Special Needs Trust

A special needs trust (SNT) allows you to pass assets to loved ones currently receiving SSI, Medicaid or other public benefits. A SNT makes it possible to bestow assets without jeopardizing the continuation of benefits. Public benefits only provide for basic necessities. A SNT permits you to supplement those benefits with quality-of-life items such as: education and tutoring, transportation, hobby supplies, vacations, entertainment, electronics, and a special diet or personal care needs.

Charitable Trusts

A charitable lead trust (CLT) provides income or annuity payments to one or more qualifying charities for a predetermined period of time. Any value greater than the specified annuity is passed back to the grantor or another non-charitable beneficiary.

A charitable remainder trust (CRT) allows you to reduce your taxable income by donating assets to a trust that then pays you for a predetermined length of time before being transferred to a designated charitable beneficiary. When creating a CRT, you can specify the length of time the trust will generate income for you either in years, or for the lifetime of a chosen beneficiary. At the end of this period time, the property is transferred to your chosen charity. A CRT is typically exempt from income tax on its earnings. By transferring highly appreciated assets to a CRT, you can avoid paying income tax on the subsequent sale of those assets.

Business Retention Trusts

If you’re considering transferring ownership of your business, a trust can help provide liquidity for continued operation while preempting disputes over control and ownership.

An electing small business trust (ESBT) is useful because the trust is allowed to be a shareholder of an S corporation. The ESBT can have multiple beneficiaries and is not required to distribute all income; some can stay with the business. The drawback is that income is taxed at the highest ordinary income rate and is hit by a 20% long-term capital gains rate.

Like the ESBT, a qualified subchapter S trust (QSST) is permitted to be a shareholder of an S corporation. This shareholder trust must distribute all of the income and can only have one beneficiary.

Related FAQs

What is an Estate? Do I have one?

Yes, you have an estate. Your Estate is basically the property you own.

What is Estate Planning?

Estate Planning is the act of determining what happens to your estate after you’re gone. An estate plan can be a simple two page will or an intricate web of multiple trusts.

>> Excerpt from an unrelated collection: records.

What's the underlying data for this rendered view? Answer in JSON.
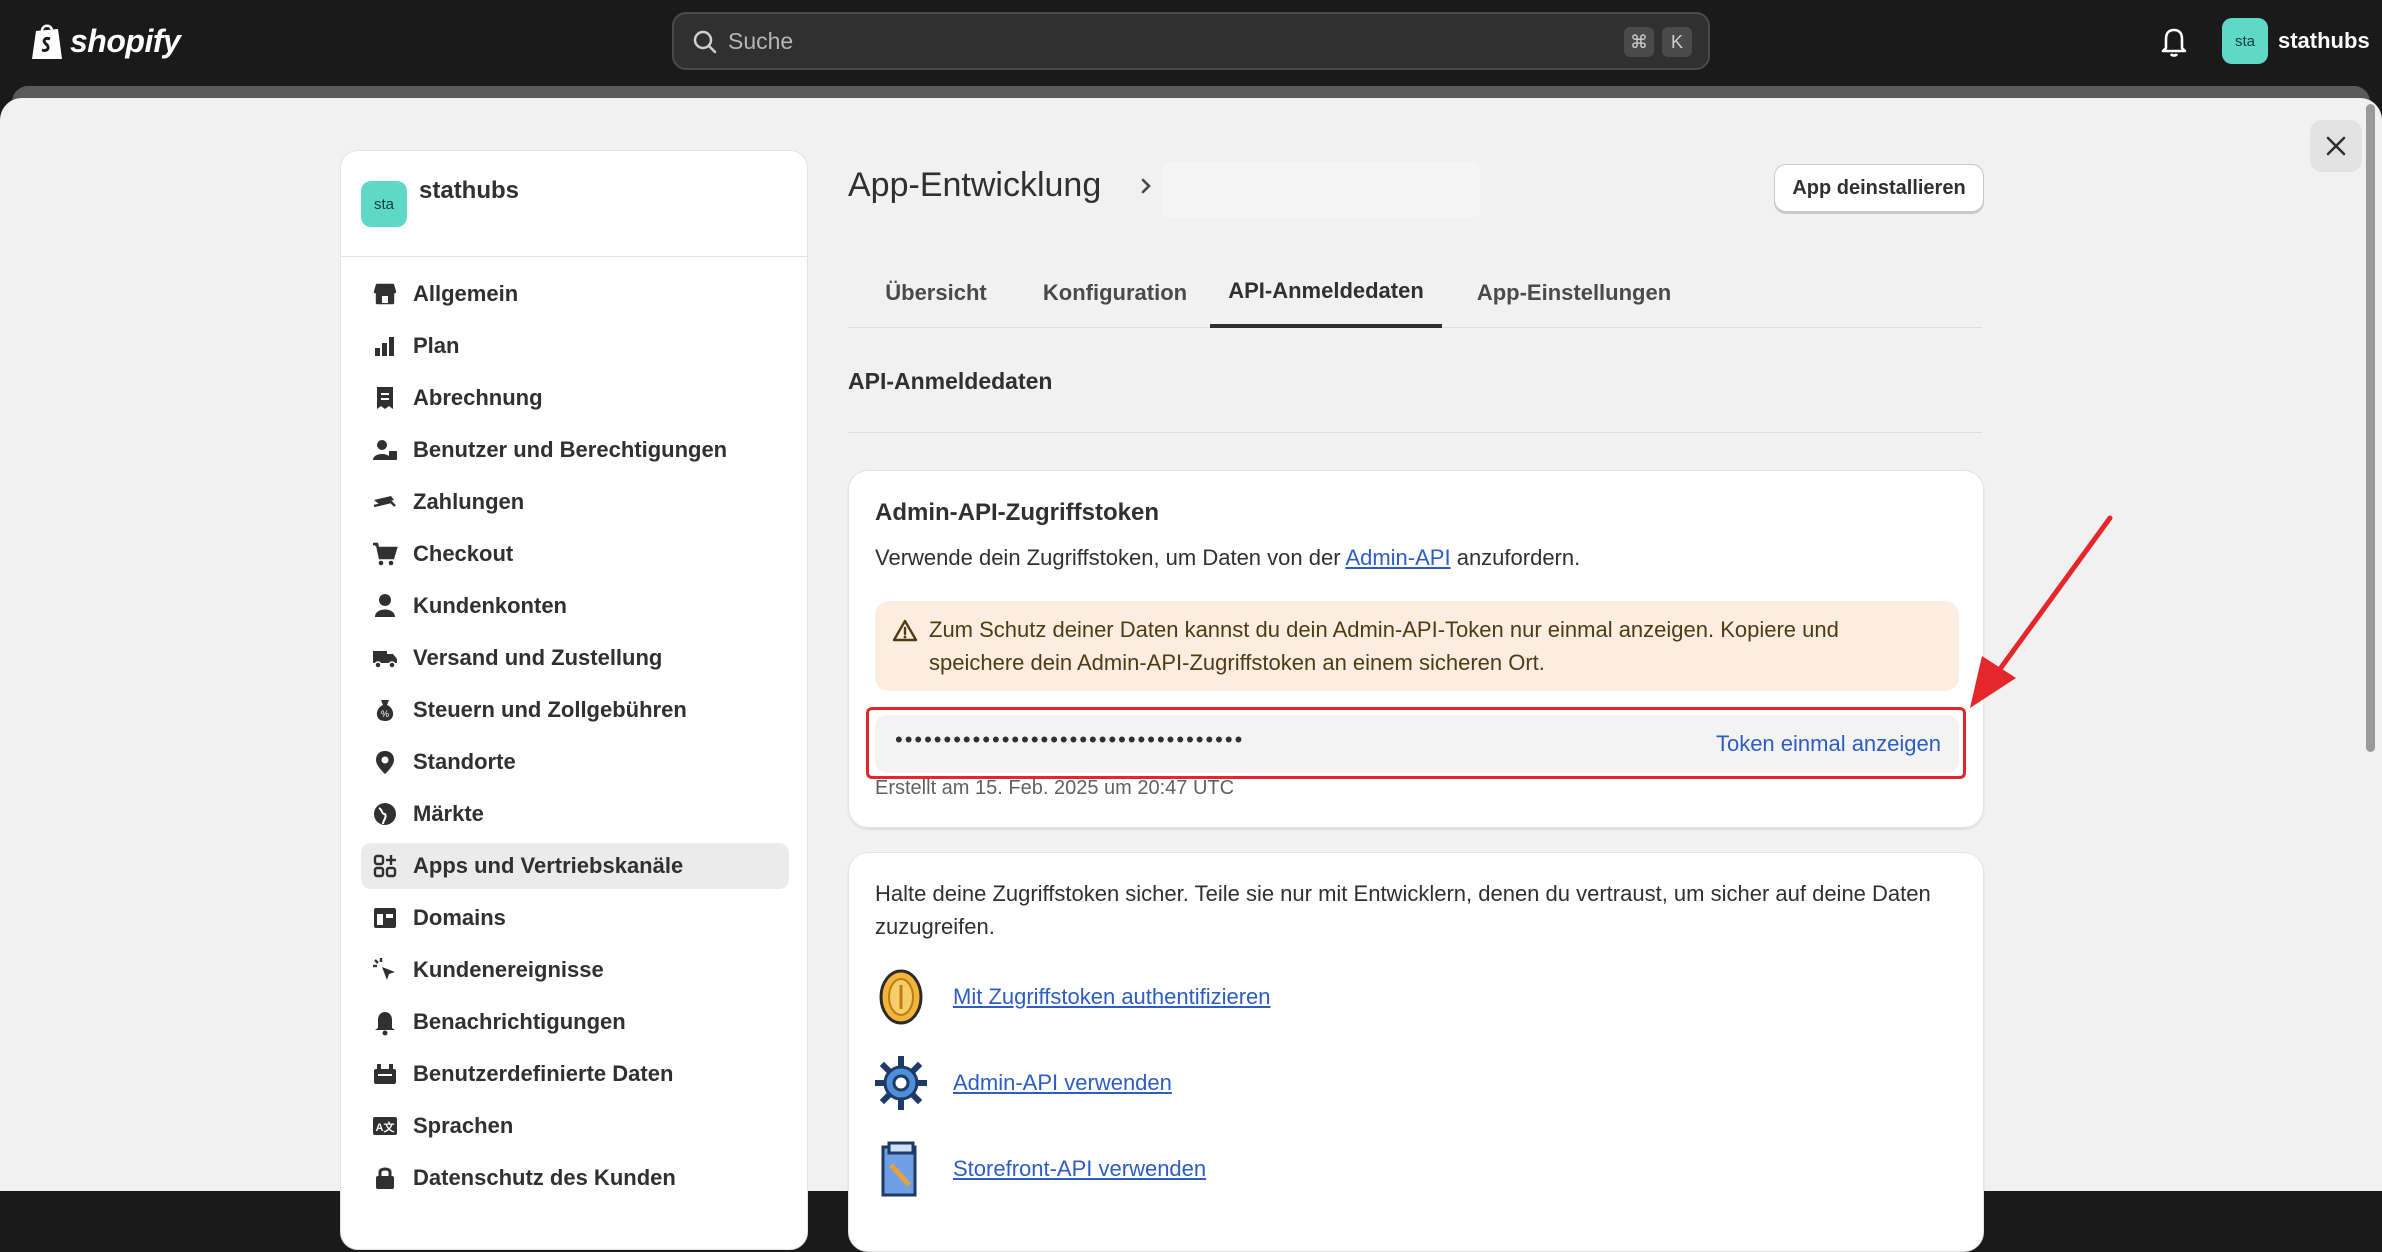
{
  "topbar": {
    "logo_text": "shopify",
    "search_placeholder": "Suche",
    "shortcut_cmd": "⌘",
    "shortcut_key": "K",
    "user_avatar": "sta",
    "user_name": "stathubs"
  },
  "sidebar": {
    "store_avatar": "sta",
    "store_name": "stathubs",
    "items": [
      {
        "label": "Allgemein",
        "icon": "store-icon"
      },
      {
        "label": "Plan",
        "icon": "plan-icon"
      },
      {
        "label": "Abrechnung",
        "icon": "receipt-icon"
      },
      {
        "label": "Benutzer und Berechtigungen",
        "icon": "users-icon"
      },
      {
        "label": "Zahlungen",
        "icon": "payments-icon"
      },
      {
        "label": "Checkout",
        "icon": "cart-icon"
      },
      {
        "label": "Kundenkonten",
        "icon": "person-icon"
      },
      {
        "label": "Versand und Zustellung",
        "icon": "truck-icon"
      },
      {
        "label": "Steuern und Zollgebühren",
        "icon": "money-bag-icon"
      },
      {
        "label": "Standorte",
        "icon": "location-icon"
      },
      {
        "label": "Märkte",
        "icon": "globe-icon"
      },
      {
        "label": "Apps und Vertriebskanäle",
        "icon": "apps-icon",
        "active": true
      },
      {
        "label": "Domains",
        "icon": "domain-icon"
      },
      {
        "label": "Kundenereignisse",
        "icon": "cursor-click-icon"
      },
      {
        "label": "Benachrichtigungen",
        "icon": "bell-icon"
      },
      {
        "label": "Benutzerdefinierte Daten",
        "icon": "database-icon"
      },
      {
        "label": "Sprachen",
        "icon": "language-icon"
      },
      {
        "label": "Datenschutz des Kunden",
        "icon": "lock-icon"
      }
    ]
  },
  "header": {
    "title": "App-Entwicklung",
    "uninstall_label": "App deinstallieren"
  },
  "tabs": [
    "Übersicht",
    "Konfiguration",
    "API-Anmeldedaten",
    "App-Einstellungen"
  ],
  "active_tab": "API-Anmeldedaten",
  "section_title": "API-Anmeldedaten",
  "token_card": {
    "title": "Admin-API-Zugriffstoken",
    "desc_before": "Verwende dein Zugriffstoken, um Daten von der ",
    "desc_link": "Admin-API",
    "desc_after": " anzufordern.",
    "warning": "Zum Schutz deiner Daten kannst du dein Admin-API-Token nur einmal anzeigen. Kopiere und speichere dein Admin-API-Zugriffstoken an einem sicheren Ort.",
    "token_masked": "••••••••••••••••••••••••••••••••••••",
    "show_token_label": "Token einmal anzeigen",
    "created": "Erstellt am 15. Feb. 2025 um 20:47 UTC"
  },
  "info_card": {
    "text": "Halte deine Zugriffstoken sicher. Teile sie nur mit Entwicklern, denen du vertraust, um sicher auf deine Daten zuzugreifen.",
    "links": [
      {
        "label": "Mit Zugriffstoken authentifizieren",
        "icon": "coin-icon"
      },
      {
        "label": "Admin-API verwenden",
        "icon": "gear-icon"
      },
      {
        "label": "Storefront-API verwenden",
        "icon": "scroll-icon"
      }
    ]
  },
  "colors": {
    "accent_link": "#2c5cc5",
    "avatar": "#5ed9c8",
    "warning_bg": "#fbeee0",
    "highlight": "#e5262b"
  }
}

When is the right time for me to think about estate planning?

You should think about estate planning after any major life changing event: a marriage, divorce, birth of a child, or change in employment. You should also rewrite your estate plan if it has been more than seven years since you last revised your plan.

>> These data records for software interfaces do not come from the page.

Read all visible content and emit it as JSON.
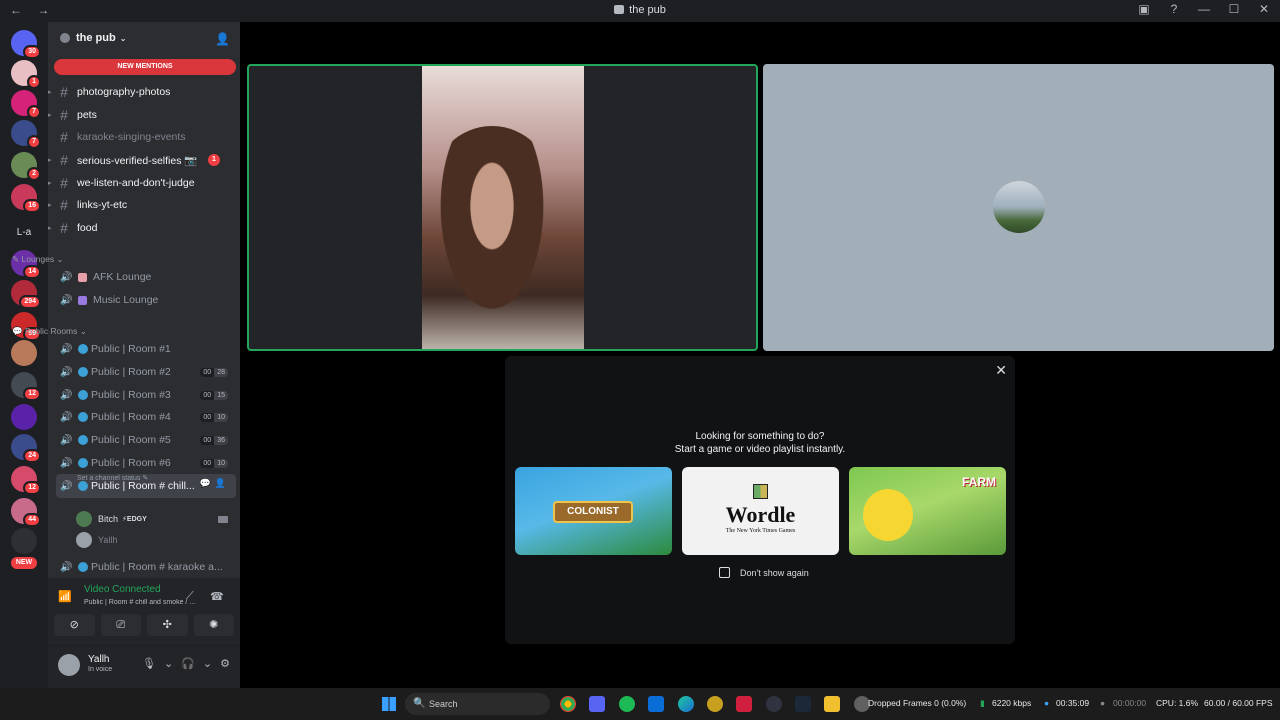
{
  "window": {
    "title": "the pub",
    "nav": "← →",
    "controls": [
      "inbox-icon",
      "help-icon",
      "minimize-icon",
      "maximize-icon",
      "close-icon"
    ]
  },
  "rail": {
    "servers": [
      {
        "name": "direct-messages",
        "badge": "30",
        "color": "#5865f2"
      },
      {
        "name": "server-1",
        "badge": "1",
        "color": "#e8c0c4"
      },
      {
        "name": "server-2",
        "badge": "7",
        "color": "#d6237a"
      },
      {
        "name": "server-3",
        "badge": "7",
        "color": "#3b4c8c"
      },
      {
        "name": "server-4",
        "badge": "2",
        "color": "#6a8a56"
      },
      {
        "name": "server-5",
        "badge": "16",
        "color": "#c8395a"
      },
      {
        "name": "server-text",
        "label": "L-a"
      },
      {
        "name": "server-6",
        "badge": "14",
        "color": "#6b2fa8"
      },
      {
        "name": "server-7",
        "badge": "294",
        "color": "#b22b3a"
      },
      {
        "name": "server-8",
        "badge": "59",
        "color": "#cc2a2a"
      },
      {
        "name": "server-9",
        "badge": "",
        "color": "#b87a5a"
      },
      {
        "name": "server-10",
        "badge": "12",
        "color": "#444a52"
      },
      {
        "name": "server-11",
        "badge": "",
        "color": "#5a22a6"
      },
      {
        "name": "server-12",
        "badge": "24",
        "color": "#3b4c8c"
      },
      {
        "name": "server-13",
        "badge": "12",
        "color": "#d64a6a"
      },
      {
        "name": "server-14",
        "badge": "44",
        "color": "#c86a8a"
      },
      {
        "name": "server-15",
        "badge": "",
        "color": "#2e2f33"
      }
    ],
    "new_label": "NEW"
  },
  "guild": {
    "name": "the pub",
    "new_mentions": "NEW MENTIONS"
  },
  "text_channels": [
    {
      "name": "photography-photos",
      "muted": false
    },
    {
      "name": "pets",
      "muted": false
    },
    {
      "name": "karaoke-singing-events",
      "muted": true
    },
    {
      "name": "serious-verified-selfies 📷",
      "muted": false,
      "unread": "1"
    },
    {
      "name": "we-listen-and-don't-judge",
      "muted": false
    },
    {
      "name": "links-yt-etc",
      "muted": false
    },
    {
      "name": "food",
      "muted": false
    }
  ],
  "lounges_category": "Lounges",
  "lounges": [
    {
      "name": "AFK Lounge",
      "color": "#e8a0a8"
    },
    {
      "name": "Music Lounge",
      "color": "#9a7ae0"
    }
  ],
  "public_category": "Public Rooms",
  "public_rooms": [
    {
      "name": "Public | Room #1",
      "cnt": null
    },
    {
      "name": "Public | Room #2",
      "cnt": [
        "00",
        "28"
      ]
    },
    {
      "name": "Public | Room #3",
      "cnt": [
        "00",
        "15"
      ]
    },
    {
      "name": "Public | Room #4",
      "cnt": [
        "00",
        "10"
      ]
    },
    {
      "name": "Public | Room #5",
      "cnt": [
        "00",
        "36"
      ]
    },
    {
      "name": "Public | Room #6",
      "cnt": [
        "00",
        "10"
      ]
    }
  ],
  "active_room": {
    "name": "Public | Room # chill...",
    "status": "Set a channel status ✎"
  },
  "voice_users": [
    {
      "name": "Bitch",
      "tag": "⚡EDGY"
    },
    {
      "name": "Yallh",
      "tag": ""
    }
  ],
  "karaoke_room": "Public | Room # karaoke a...",
  "voice_panel": {
    "title": "Video Connected",
    "subtitle": "Public | Room # chill and smoke / ...",
    "buttons": [
      "camera-off-icon",
      "screen-share-icon",
      "activities-icon",
      "soundboard-icon"
    ]
  },
  "user": {
    "name": "Yallh",
    "status": "In voice"
  },
  "activity_modal": {
    "line1": "Looking for something to do?",
    "line2": "Start a game or video playlist instantly.",
    "cards": [
      {
        "name": "colonist",
        "label": "COLONIST"
      },
      {
        "name": "wordle",
        "label": "Wordle",
        "sub": "The New York Times Games"
      },
      {
        "name": "farm-valley",
        "label": "FARM"
      }
    ],
    "dont_show": "Don't show again"
  },
  "taskbar": {
    "search_placeholder": "Search",
    "stats": {
      "dropped": "Dropped Frames 0 (0.0%)",
      "bitrate": "6220 kbps",
      "rec_time": "00:35:09",
      "stream_time": "00:00:00",
      "cpu": "CPU: 1.6%",
      "fps": "60.00 / 60.00 FPS"
    }
  }
}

When should you change your estate plan?

After a divorce or marriage, the birth of children or grandchildren, relocation, or a change in financial circumstances. Additionally after a change in the code, such as the 1997 Taxpayer Relief Act which changed over 800 sections of code.

Who should have an estate plan, will or trust?

Everyone! There is an unfortunate, widespread misconception that only the wealthy need an Estate Plan. In fact, an Estate Plan is for anyone who wishes to provide for his or her survivors. If you pass away without a will or other Estate Plan, the laws of the state take over, and these laws may not reflect your wishes or provide for the ones you love.

Why is it important to use an estate planning professional to draft a will?

Estate planning documents are only as good as the assistance, advice and instruction you receive with them. An estate planning professional will be able to ensure your assets are titled correctly, trusts are properly managed, and that your will adequately communicates your wishes.

When is it too late to draft a new will or other estate planning document?

To draft a will you must have testamentary capacity, which means an ability to understand what it means to create a will, what property you own, who would naturally be your beneficiaries, and the terms of the document when you sign.